Tuesday, July 13, 2010
From Angela to Target: Mainstreamin' Natural
You can find most things in Target. It's the serious one stop shop, but haircare has always been tricky for us Black girls. While in recent years, Target (and other stores) have expanded their Black hair care options, a few months ago I was thrilled to run into an endcap displaying a variety of brands of hair products for natural, "ethnic" curly hair. Pretty spectacular.
When I began transitioning about 3 years ago, going natural was still considered a revolutionary event. For me (in the heyday of my grad school, Angela Davis, bell hooks Black feminist glory*), it was about decolonizing the self - rejecting the imposed standards of beauty that have more Black women than not slathering a concoction of unknown, probably carcinogenic chemicals onto our heads every six weeks. It just stopped making sense to keep spending money damaging and stripping layers off of my God-given hair in an effort to have my sh*t bounce around like a white girl - because well, I'm not a white girl...and I like it that way (no offense to white girls, I hope they like themselves too).
I grew out the chemicals, did the big chop and have never looked back...and I've never had to. For Black women, going natural has gone from counter-cultural to mainstream and lots of us are selling out. It's a beautiful thing.
With the help of some cool-chick celebs and some crazy good new hair care products for curly, Black girl hair (Kinky-Curly, Miss Jessie's, Hair Rules, DevaCurl), going natural is getting easier, as is should (being "natural" and all). Imagine: Black women loving ourselves and embracing our hair just the way it grows out of our scalps...(still)revolutionary indeed.

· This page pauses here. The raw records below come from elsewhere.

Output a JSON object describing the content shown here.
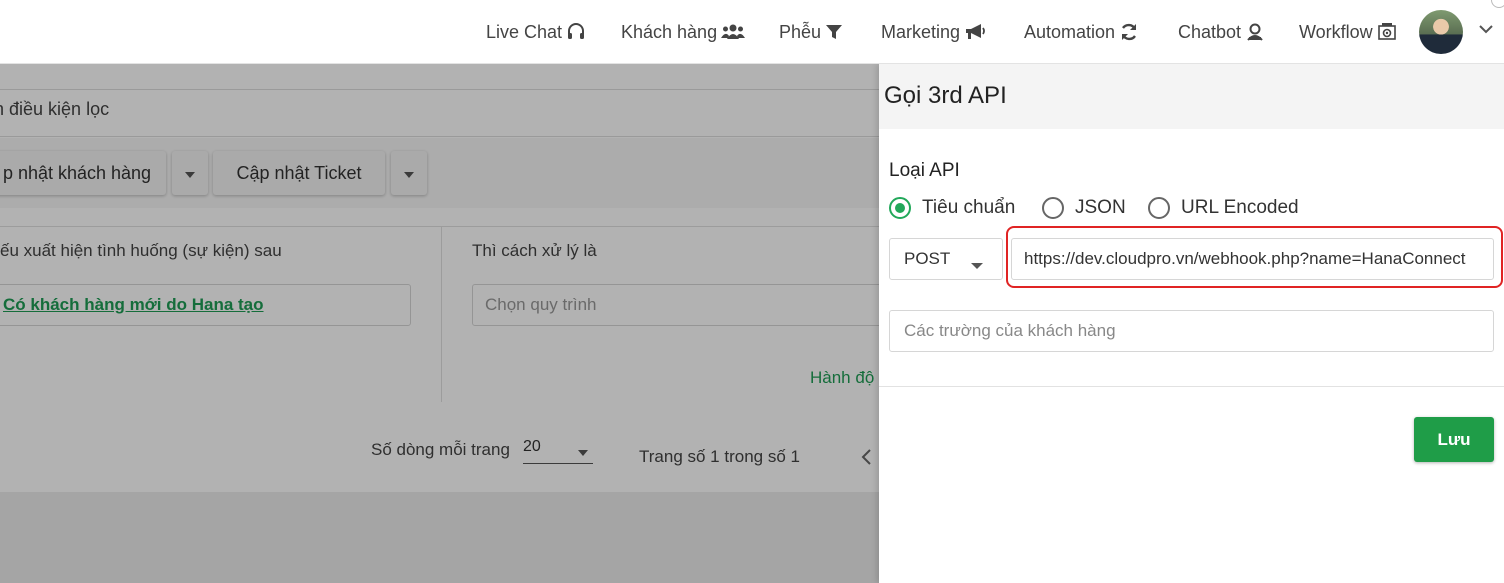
{
  "nav": {
    "items": [
      {
        "label": "Live Chat",
        "icon": "headset-icon"
      },
      {
        "label": "Khách hàng",
        "icon": "users-icon"
      },
      {
        "label": "Phễu",
        "icon": "funnel-icon"
      },
      {
        "label": "Marketing",
        "icon": "megaphone-icon"
      },
      {
        "label": "Automation",
        "icon": "refresh-icon"
      },
      {
        "label": "Chatbot",
        "icon": "bot-icon"
      },
      {
        "label": "Workflow",
        "icon": "workflow-icon"
      }
    ]
  },
  "background": {
    "filter_text": "n điều kiện lọc",
    "buttons": [
      "p nhật khách hàng",
      "Cập nhật Ticket"
    ],
    "left_col_label": "ếu xuất hiện tình huống (sự kiện) sau",
    "right_col_label": "Thì cách xử lý là",
    "trigger_value": "Có khách hàng mới do Hana tạo",
    "workflow_placeholder": "Chọn quy trình",
    "action_link": "Hành độ",
    "pager": {
      "rows_label": "Số dòng mỗi trang",
      "rows_value": "20",
      "page_text": "Trang số 1 trong số 1"
    }
  },
  "panel": {
    "title": "Gọi 3rd API",
    "api_type_label": "Loại API",
    "api_types": [
      {
        "label": "Tiêu chuẩn",
        "checked": true
      },
      {
        "label": "JSON",
        "checked": false
      },
      {
        "label": "URL Encoded",
        "checked": false
      }
    ],
    "method": "POST",
    "url_value": "https://dev.cloudpro.vn/webhook.php?name=HanaConnect",
    "fields_placeholder": "Các trường của khách hàng",
    "save_label": "Lưu"
  },
  "colors": {
    "accent_green": "#22a85a",
    "save_button": "#1f9d48",
    "highlight_red": "#e02424"
  }
}
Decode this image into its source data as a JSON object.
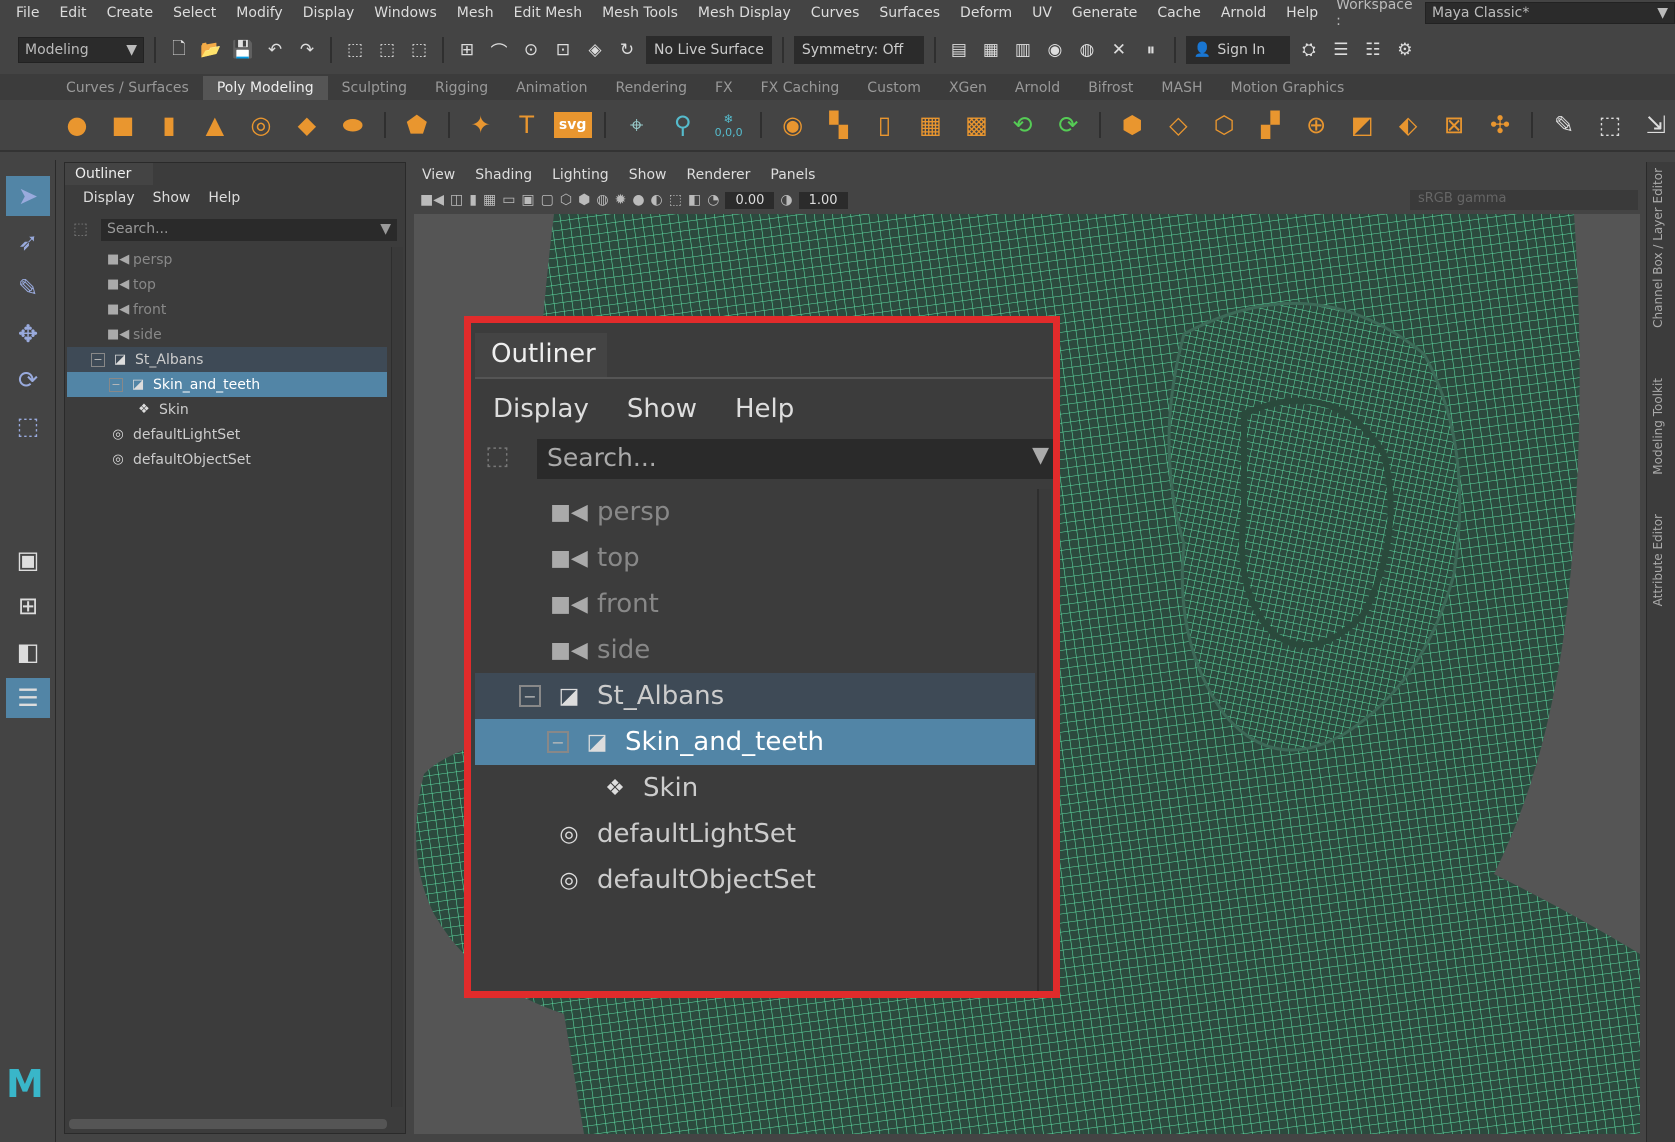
{
  "menubar": {
    "items": [
      "File",
      "Edit",
      "Create",
      "Select",
      "Modify",
      "Display",
      "Windows",
      "Mesh",
      "Edit Mesh",
      "Mesh Tools",
      "Mesh Display",
      "Curves",
      "Surfaces",
      "Deform",
      "UV",
      "Generate",
      "Cache",
      "Arnold",
      "Help"
    ],
    "workspace_label": "Workspace :",
    "workspace_value": "Maya Classic*"
  },
  "statusline": {
    "mode": "Modeling",
    "live_surface": "No Live Surface",
    "symmetry": "Symmetry: Off",
    "sign_in": "Sign In"
  },
  "shelf": {
    "tabs": [
      "Curves / Surfaces",
      "Poly Modeling",
      "Sculpting",
      "Rigging",
      "Animation",
      "Rendering",
      "FX",
      "FX Caching",
      "Custom",
      "XGen",
      "Arnold",
      "Bifrost",
      "MASH",
      "Motion Graphics"
    ],
    "active_tab": "Poly Modeling",
    "svg_label": "svg",
    "text_label": "T",
    "coords_label": "0,0,0"
  },
  "outliner": {
    "tab": "Outliner",
    "menu": [
      "Display",
      "Show",
      "Help"
    ],
    "search_placeholder": "Search...",
    "items": [
      {
        "label": "persp",
        "icon": "camera-icon",
        "state": "dim"
      },
      {
        "label": "top",
        "icon": "camera-icon",
        "state": "dim"
      },
      {
        "label": "front",
        "icon": "camera-icon",
        "state": "dim"
      },
      {
        "label": "side",
        "icon": "camera-icon",
        "state": "dim"
      },
      {
        "label": "St_Albans",
        "icon": "group-icon",
        "state": "parent"
      },
      {
        "label": "Skin_and_teeth",
        "icon": "group-icon",
        "state": "selected"
      },
      {
        "label": "Skin",
        "icon": "mesh-icon",
        "state": "normal"
      },
      {
        "label": "defaultLightSet",
        "icon": "set-icon",
        "state": "normal"
      },
      {
        "label": "defaultObjectSet",
        "icon": "set-icon",
        "state": "normal"
      }
    ]
  },
  "viewport": {
    "menu": [
      "View",
      "Shading",
      "Lighting",
      "Show",
      "Renderer",
      "Panels"
    ],
    "exposure": "0.00",
    "gamma_value": "1.00",
    "color_space": "sRGB gamma",
    "wire_color": "#5fe0a6"
  },
  "rightrail": {
    "tabs": [
      "Channel Box / Layer Editor",
      "Modeling Toolkit",
      "Attribute Editor"
    ]
  },
  "colors": {
    "highlight_border": "#e12b2b",
    "selection": "#5285a6",
    "accent": "#e9962f"
  }
}
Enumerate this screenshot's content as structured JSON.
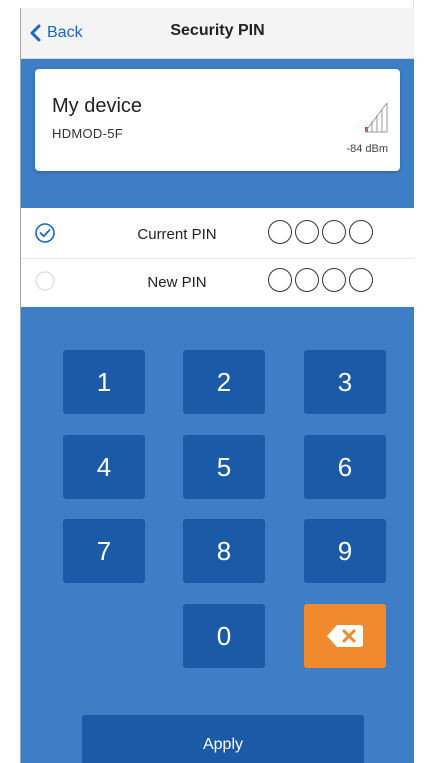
{
  "header": {
    "back_label": "Back",
    "title": "Security PIN"
  },
  "device": {
    "name": "My device",
    "id": "HDMOD-5F",
    "signal": "-84 dBm"
  },
  "pin_rows": [
    {
      "label": "Current PIN",
      "checked": true,
      "filled": 0,
      "length": 4
    },
    {
      "label": "New PIN",
      "checked": false,
      "filled": 0,
      "length": 4
    }
  ],
  "keypad": {
    "keys": [
      "1",
      "2",
      "3",
      "4",
      "5",
      "6",
      "7",
      "8",
      "9",
      "0"
    ],
    "delete_icon": "backspace-icon",
    "apply_label": "Apply"
  },
  "colors": {
    "background": "#3d7ec6",
    "key": "#1a5aa6",
    "delete_key": "#f08a2c",
    "link": "#1b66c9"
  },
  "icons": {
    "back": "chevron-left-icon",
    "signal": "signal-strength-icon",
    "check": "check-circle-icon"
  }
}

*Perhaps more of a subtle version of this self, it is still my essence...no doubt.
**I love Amel Larrieux's hair (in the pic above)...one day *sigh*